■ Task to complete ■
From start to finish, set down the entries below exactly, leaving out the pictures.

= = = = =

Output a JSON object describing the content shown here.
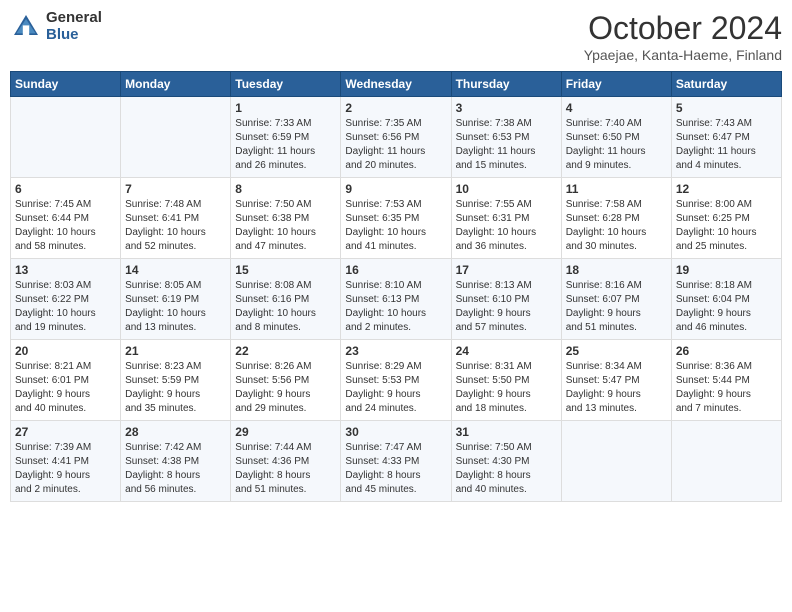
{
  "header": {
    "logo_general": "General",
    "logo_blue": "Blue",
    "month_title": "October 2024",
    "location": "Ypaejae, Kanta-Haeme, Finland"
  },
  "days_of_week": [
    "Sunday",
    "Monday",
    "Tuesday",
    "Wednesday",
    "Thursday",
    "Friday",
    "Saturday"
  ],
  "weeks": [
    [
      {
        "day": "",
        "content": ""
      },
      {
        "day": "",
        "content": ""
      },
      {
        "day": "1",
        "content": "Sunrise: 7:33 AM\nSunset: 6:59 PM\nDaylight: 11 hours\nand 26 minutes."
      },
      {
        "day": "2",
        "content": "Sunrise: 7:35 AM\nSunset: 6:56 PM\nDaylight: 11 hours\nand 20 minutes."
      },
      {
        "day": "3",
        "content": "Sunrise: 7:38 AM\nSunset: 6:53 PM\nDaylight: 11 hours\nand 15 minutes."
      },
      {
        "day": "4",
        "content": "Sunrise: 7:40 AM\nSunset: 6:50 PM\nDaylight: 11 hours\nand 9 minutes."
      },
      {
        "day": "5",
        "content": "Sunrise: 7:43 AM\nSunset: 6:47 PM\nDaylight: 11 hours\nand 4 minutes."
      }
    ],
    [
      {
        "day": "6",
        "content": "Sunrise: 7:45 AM\nSunset: 6:44 PM\nDaylight: 10 hours\nand 58 minutes."
      },
      {
        "day": "7",
        "content": "Sunrise: 7:48 AM\nSunset: 6:41 PM\nDaylight: 10 hours\nand 52 minutes."
      },
      {
        "day": "8",
        "content": "Sunrise: 7:50 AM\nSunset: 6:38 PM\nDaylight: 10 hours\nand 47 minutes."
      },
      {
        "day": "9",
        "content": "Sunrise: 7:53 AM\nSunset: 6:35 PM\nDaylight: 10 hours\nand 41 minutes."
      },
      {
        "day": "10",
        "content": "Sunrise: 7:55 AM\nSunset: 6:31 PM\nDaylight: 10 hours\nand 36 minutes."
      },
      {
        "day": "11",
        "content": "Sunrise: 7:58 AM\nSunset: 6:28 PM\nDaylight: 10 hours\nand 30 minutes."
      },
      {
        "day": "12",
        "content": "Sunrise: 8:00 AM\nSunset: 6:25 PM\nDaylight: 10 hours\nand 25 minutes."
      }
    ],
    [
      {
        "day": "13",
        "content": "Sunrise: 8:03 AM\nSunset: 6:22 PM\nDaylight: 10 hours\nand 19 minutes."
      },
      {
        "day": "14",
        "content": "Sunrise: 8:05 AM\nSunset: 6:19 PM\nDaylight: 10 hours\nand 13 minutes."
      },
      {
        "day": "15",
        "content": "Sunrise: 8:08 AM\nSunset: 6:16 PM\nDaylight: 10 hours\nand 8 minutes."
      },
      {
        "day": "16",
        "content": "Sunrise: 8:10 AM\nSunset: 6:13 PM\nDaylight: 10 hours\nand 2 minutes."
      },
      {
        "day": "17",
        "content": "Sunrise: 8:13 AM\nSunset: 6:10 PM\nDaylight: 9 hours\nand 57 minutes."
      },
      {
        "day": "18",
        "content": "Sunrise: 8:16 AM\nSunset: 6:07 PM\nDaylight: 9 hours\nand 51 minutes."
      },
      {
        "day": "19",
        "content": "Sunrise: 8:18 AM\nSunset: 6:04 PM\nDaylight: 9 hours\nand 46 minutes."
      }
    ],
    [
      {
        "day": "20",
        "content": "Sunrise: 8:21 AM\nSunset: 6:01 PM\nDaylight: 9 hours\nand 40 minutes."
      },
      {
        "day": "21",
        "content": "Sunrise: 8:23 AM\nSunset: 5:59 PM\nDaylight: 9 hours\nand 35 minutes."
      },
      {
        "day": "22",
        "content": "Sunrise: 8:26 AM\nSunset: 5:56 PM\nDaylight: 9 hours\nand 29 minutes."
      },
      {
        "day": "23",
        "content": "Sunrise: 8:29 AM\nSunset: 5:53 PM\nDaylight: 9 hours\nand 24 minutes."
      },
      {
        "day": "24",
        "content": "Sunrise: 8:31 AM\nSunset: 5:50 PM\nDaylight: 9 hours\nand 18 minutes."
      },
      {
        "day": "25",
        "content": "Sunrise: 8:34 AM\nSunset: 5:47 PM\nDaylight: 9 hours\nand 13 minutes."
      },
      {
        "day": "26",
        "content": "Sunrise: 8:36 AM\nSunset: 5:44 PM\nDaylight: 9 hours\nand 7 minutes."
      }
    ],
    [
      {
        "day": "27",
        "content": "Sunrise: 7:39 AM\nSunset: 4:41 PM\nDaylight: 9 hours\nand 2 minutes."
      },
      {
        "day": "28",
        "content": "Sunrise: 7:42 AM\nSunset: 4:38 PM\nDaylight: 8 hours\nand 56 minutes."
      },
      {
        "day": "29",
        "content": "Sunrise: 7:44 AM\nSunset: 4:36 PM\nDaylight: 8 hours\nand 51 minutes."
      },
      {
        "day": "30",
        "content": "Sunrise: 7:47 AM\nSunset: 4:33 PM\nDaylight: 8 hours\nand 45 minutes."
      },
      {
        "day": "31",
        "content": "Sunrise: 7:50 AM\nSunset: 4:30 PM\nDaylight: 8 hours\nand 40 minutes."
      },
      {
        "day": "",
        "content": ""
      },
      {
        "day": "",
        "content": ""
      }
    ]
  ]
}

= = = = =

■ Response area ■
Output a JSON object describing the content shown here.
{
  "header": {
    "logo_general": "General",
    "logo_blue": "Blue",
    "month_title": "October 2024",
    "location": "Ypaejae, Kanta-Haeme, Finland"
  },
  "days_of_week": [
    "Sunday",
    "Monday",
    "Tuesday",
    "Wednesday",
    "Thursday",
    "Friday",
    "Saturday"
  ],
  "weeks": [
    [
      {
        "day": "",
        "content": ""
      },
      {
        "day": "",
        "content": ""
      },
      {
        "day": "1",
        "content": "Sunrise: 7:33 AM\nSunset: 6:59 PM\nDaylight: 11 hours\nand 26 minutes."
      },
      {
        "day": "2",
        "content": "Sunrise: 7:35 AM\nSunset: 6:56 PM\nDaylight: 11 hours\nand 20 minutes."
      },
      {
        "day": "3",
        "content": "Sunrise: 7:38 AM\nSunset: 6:53 PM\nDaylight: 11 hours\nand 15 minutes."
      },
      {
        "day": "4",
        "content": "Sunrise: 7:40 AM\nSunset: 6:50 PM\nDaylight: 11 hours\nand 9 minutes."
      },
      {
        "day": "5",
        "content": "Sunrise: 7:43 AM\nSunset: 6:47 PM\nDaylight: 11 hours\nand 4 minutes."
      }
    ],
    [
      {
        "day": "6",
        "content": "Sunrise: 7:45 AM\nSunset: 6:44 PM\nDaylight: 10 hours\nand 58 minutes."
      },
      {
        "day": "7",
        "content": "Sunrise: 7:48 AM\nSunset: 6:41 PM\nDaylight: 10 hours\nand 52 minutes."
      },
      {
        "day": "8",
        "content": "Sunrise: 7:50 AM\nSunset: 6:38 PM\nDaylight: 10 hours\nand 47 minutes."
      },
      {
        "day": "9",
        "content": "Sunrise: 7:53 AM\nSunset: 6:35 PM\nDaylight: 10 hours\nand 41 minutes."
      },
      {
        "day": "10",
        "content": "Sunrise: 7:55 AM\nSunset: 6:31 PM\nDaylight: 10 hours\nand 36 minutes."
      },
      {
        "day": "11",
        "content": "Sunrise: 7:58 AM\nSunset: 6:28 PM\nDaylight: 10 hours\nand 30 minutes."
      },
      {
        "day": "12",
        "content": "Sunrise: 8:00 AM\nSunset: 6:25 PM\nDaylight: 10 hours\nand 25 minutes."
      }
    ],
    [
      {
        "day": "13",
        "content": "Sunrise: 8:03 AM\nSunset: 6:22 PM\nDaylight: 10 hours\nand 19 minutes."
      },
      {
        "day": "14",
        "content": "Sunrise: 8:05 AM\nSunset: 6:19 PM\nDaylight: 10 hours\nand 13 minutes."
      },
      {
        "day": "15",
        "content": "Sunrise: 8:08 AM\nSunset: 6:16 PM\nDaylight: 10 hours\nand 8 minutes."
      },
      {
        "day": "16",
        "content": "Sunrise: 8:10 AM\nSunset: 6:13 PM\nDaylight: 10 hours\nand 2 minutes."
      },
      {
        "day": "17",
        "content": "Sunrise: 8:13 AM\nSunset: 6:10 PM\nDaylight: 9 hours\nand 57 minutes."
      },
      {
        "day": "18",
        "content": "Sunrise: 8:16 AM\nSunset: 6:07 PM\nDaylight: 9 hours\nand 51 minutes."
      },
      {
        "day": "19",
        "content": "Sunrise: 8:18 AM\nSunset: 6:04 PM\nDaylight: 9 hours\nand 46 minutes."
      }
    ],
    [
      {
        "day": "20",
        "content": "Sunrise: 8:21 AM\nSunset: 6:01 PM\nDaylight: 9 hours\nand 40 minutes."
      },
      {
        "day": "21",
        "content": "Sunrise: 8:23 AM\nSunset: 5:59 PM\nDaylight: 9 hours\nand 35 minutes."
      },
      {
        "day": "22",
        "content": "Sunrise: 8:26 AM\nSunset: 5:56 PM\nDaylight: 9 hours\nand 29 minutes."
      },
      {
        "day": "23",
        "content": "Sunrise: 8:29 AM\nSunset: 5:53 PM\nDaylight: 9 hours\nand 24 minutes."
      },
      {
        "day": "24",
        "content": "Sunrise: 8:31 AM\nSunset: 5:50 PM\nDaylight: 9 hours\nand 18 minutes."
      },
      {
        "day": "25",
        "content": "Sunrise: 8:34 AM\nSunset: 5:47 PM\nDaylight: 9 hours\nand 13 minutes."
      },
      {
        "day": "26",
        "content": "Sunrise: 8:36 AM\nSunset: 5:44 PM\nDaylight: 9 hours\nand 7 minutes."
      }
    ],
    [
      {
        "day": "27",
        "content": "Sunrise: 7:39 AM\nSunset: 4:41 PM\nDaylight: 9 hours\nand 2 minutes."
      },
      {
        "day": "28",
        "content": "Sunrise: 7:42 AM\nSunset: 4:38 PM\nDaylight: 8 hours\nand 56 minutes."
      },
      {
        "day": "29",
        "content": "Sunrise: 7:44 AM\nSunset: 4:36 PM\nDaylight: 8 hours\nand 51 minutes."
      },
      {
        "day": "30",
        "content": "Sunrise: 7:47 AM\nSunset: 4:33 PM\nDaylight: 8 hours\nand 45 minutes."
      },
      {
        "day": "31",
        "content": "Sunrise: 7:50 AM\nSunset: 4:30 PM\nDaylight: 8 hours\nand 40 minutes."
      },
      {
        "day": "",
        "content": ""
      },
      {
        "day": "",
        "content": ""
      }
    ]
  ]
}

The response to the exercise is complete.